Everyone has advantages in the business world. Even if you’ve never even been in the business world yet, you have skills and abilities that others don’t possess. Knowing what these skills and abilities are will be key to your potential success.
At the same time, it’s crucial to know where your weaknesses lie as well. What do you struggle with? Is it getting started, staying the course, making rash decisions? Knowing both your advantages and disadvantages before you go into a business venture can save you a lot of trouble down the line.
- Having a strong team is key.
Marius Nel from Atlanta IT support company, 360 Smart Networks says “You can’t create a business alone. Even if your team is made up of only a few people, those people and their abilities can make or break your potential success. In other words, choose your people wisely. When you do, you’re setting yourself up for success from the get-go.”
- Some aspects of business will be unpredictable (and that’s just the way it is).
How do you know if your product or service is going to take off?
Well, you don’t.
The truth of the matter is, there are a few things in business that you simply can’t know for sure: Why people will or won’t buy your product or service, what trends will come and go in your industry’s marketplace, and why people will want to work for your company — or why they won’t.
Don’t expect to know these things, and you’ve already learned a vital lesson.
- There will be ups and downs. That’s the nature of the beast.
If you’re envisioning the growth of your company as a line on a graph that goes steadily up, up, up … think again. That’s not a realistic depiction of how any successful businesses grow.
You should expect setbacks. You should expect chaos. You should even expect moments in which you think you might have to give it all up and quit. If your idea is good, however, and if you have the grit, work ethic, and resources to press on, you will succeed.

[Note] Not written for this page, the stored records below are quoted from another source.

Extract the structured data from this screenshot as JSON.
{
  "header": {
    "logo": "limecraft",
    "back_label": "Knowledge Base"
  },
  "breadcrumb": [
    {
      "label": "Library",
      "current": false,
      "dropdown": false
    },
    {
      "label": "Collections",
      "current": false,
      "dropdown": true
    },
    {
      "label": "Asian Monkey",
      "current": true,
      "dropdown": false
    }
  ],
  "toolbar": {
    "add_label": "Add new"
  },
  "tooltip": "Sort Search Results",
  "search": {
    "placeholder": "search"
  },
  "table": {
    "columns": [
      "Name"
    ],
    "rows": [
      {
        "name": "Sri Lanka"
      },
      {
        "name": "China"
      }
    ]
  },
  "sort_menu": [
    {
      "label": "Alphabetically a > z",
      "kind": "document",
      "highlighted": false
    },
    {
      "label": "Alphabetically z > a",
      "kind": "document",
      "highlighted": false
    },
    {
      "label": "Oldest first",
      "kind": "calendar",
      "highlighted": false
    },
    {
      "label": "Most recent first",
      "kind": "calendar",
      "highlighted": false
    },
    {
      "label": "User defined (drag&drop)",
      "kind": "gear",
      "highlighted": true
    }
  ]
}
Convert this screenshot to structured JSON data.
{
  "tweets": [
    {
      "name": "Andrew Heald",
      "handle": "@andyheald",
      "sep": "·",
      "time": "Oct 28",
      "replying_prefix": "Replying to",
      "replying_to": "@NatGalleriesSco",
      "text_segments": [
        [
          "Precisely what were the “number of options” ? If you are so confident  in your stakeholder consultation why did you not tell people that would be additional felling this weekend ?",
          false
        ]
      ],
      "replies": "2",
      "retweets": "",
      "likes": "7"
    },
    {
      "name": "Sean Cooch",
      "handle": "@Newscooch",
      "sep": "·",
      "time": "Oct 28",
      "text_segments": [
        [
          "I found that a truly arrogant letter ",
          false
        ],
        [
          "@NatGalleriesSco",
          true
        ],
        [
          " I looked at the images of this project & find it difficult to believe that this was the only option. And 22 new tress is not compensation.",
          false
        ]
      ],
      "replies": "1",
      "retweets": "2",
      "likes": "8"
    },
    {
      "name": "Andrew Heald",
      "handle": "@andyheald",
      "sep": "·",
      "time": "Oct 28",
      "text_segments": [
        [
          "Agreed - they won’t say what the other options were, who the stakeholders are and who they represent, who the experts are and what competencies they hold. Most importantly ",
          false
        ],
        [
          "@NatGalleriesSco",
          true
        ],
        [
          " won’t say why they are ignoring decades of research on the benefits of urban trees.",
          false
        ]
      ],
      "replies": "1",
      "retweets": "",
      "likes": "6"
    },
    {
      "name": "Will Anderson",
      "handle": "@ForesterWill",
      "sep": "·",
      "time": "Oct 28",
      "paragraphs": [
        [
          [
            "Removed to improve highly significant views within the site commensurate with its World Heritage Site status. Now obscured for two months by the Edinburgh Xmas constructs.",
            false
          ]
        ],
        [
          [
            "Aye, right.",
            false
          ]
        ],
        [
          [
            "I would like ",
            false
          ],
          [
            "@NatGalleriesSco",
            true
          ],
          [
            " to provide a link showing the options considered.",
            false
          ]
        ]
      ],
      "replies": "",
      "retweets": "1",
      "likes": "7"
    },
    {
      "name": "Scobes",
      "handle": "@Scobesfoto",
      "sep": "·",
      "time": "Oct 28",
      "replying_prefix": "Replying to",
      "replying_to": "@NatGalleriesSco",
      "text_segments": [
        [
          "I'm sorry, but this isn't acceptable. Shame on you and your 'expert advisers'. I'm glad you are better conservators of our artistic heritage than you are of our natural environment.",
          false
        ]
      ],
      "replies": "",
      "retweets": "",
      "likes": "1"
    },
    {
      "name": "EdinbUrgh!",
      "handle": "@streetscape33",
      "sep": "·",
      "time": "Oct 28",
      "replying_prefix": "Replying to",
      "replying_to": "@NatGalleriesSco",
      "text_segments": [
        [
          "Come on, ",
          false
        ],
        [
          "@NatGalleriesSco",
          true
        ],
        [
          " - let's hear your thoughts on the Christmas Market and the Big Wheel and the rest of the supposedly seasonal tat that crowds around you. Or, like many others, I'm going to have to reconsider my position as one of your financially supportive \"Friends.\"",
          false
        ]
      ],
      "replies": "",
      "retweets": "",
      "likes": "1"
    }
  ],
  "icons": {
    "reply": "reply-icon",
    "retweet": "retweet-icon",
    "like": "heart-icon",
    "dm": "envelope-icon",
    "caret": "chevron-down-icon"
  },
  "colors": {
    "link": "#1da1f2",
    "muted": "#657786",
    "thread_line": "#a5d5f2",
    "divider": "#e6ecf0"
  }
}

And that’s the last lesson: Be diligent and persistent because the growth of a new company takes time. Put in that time and effort, and you’ll earn the right to call yourself a true entrepreneur with a successful business.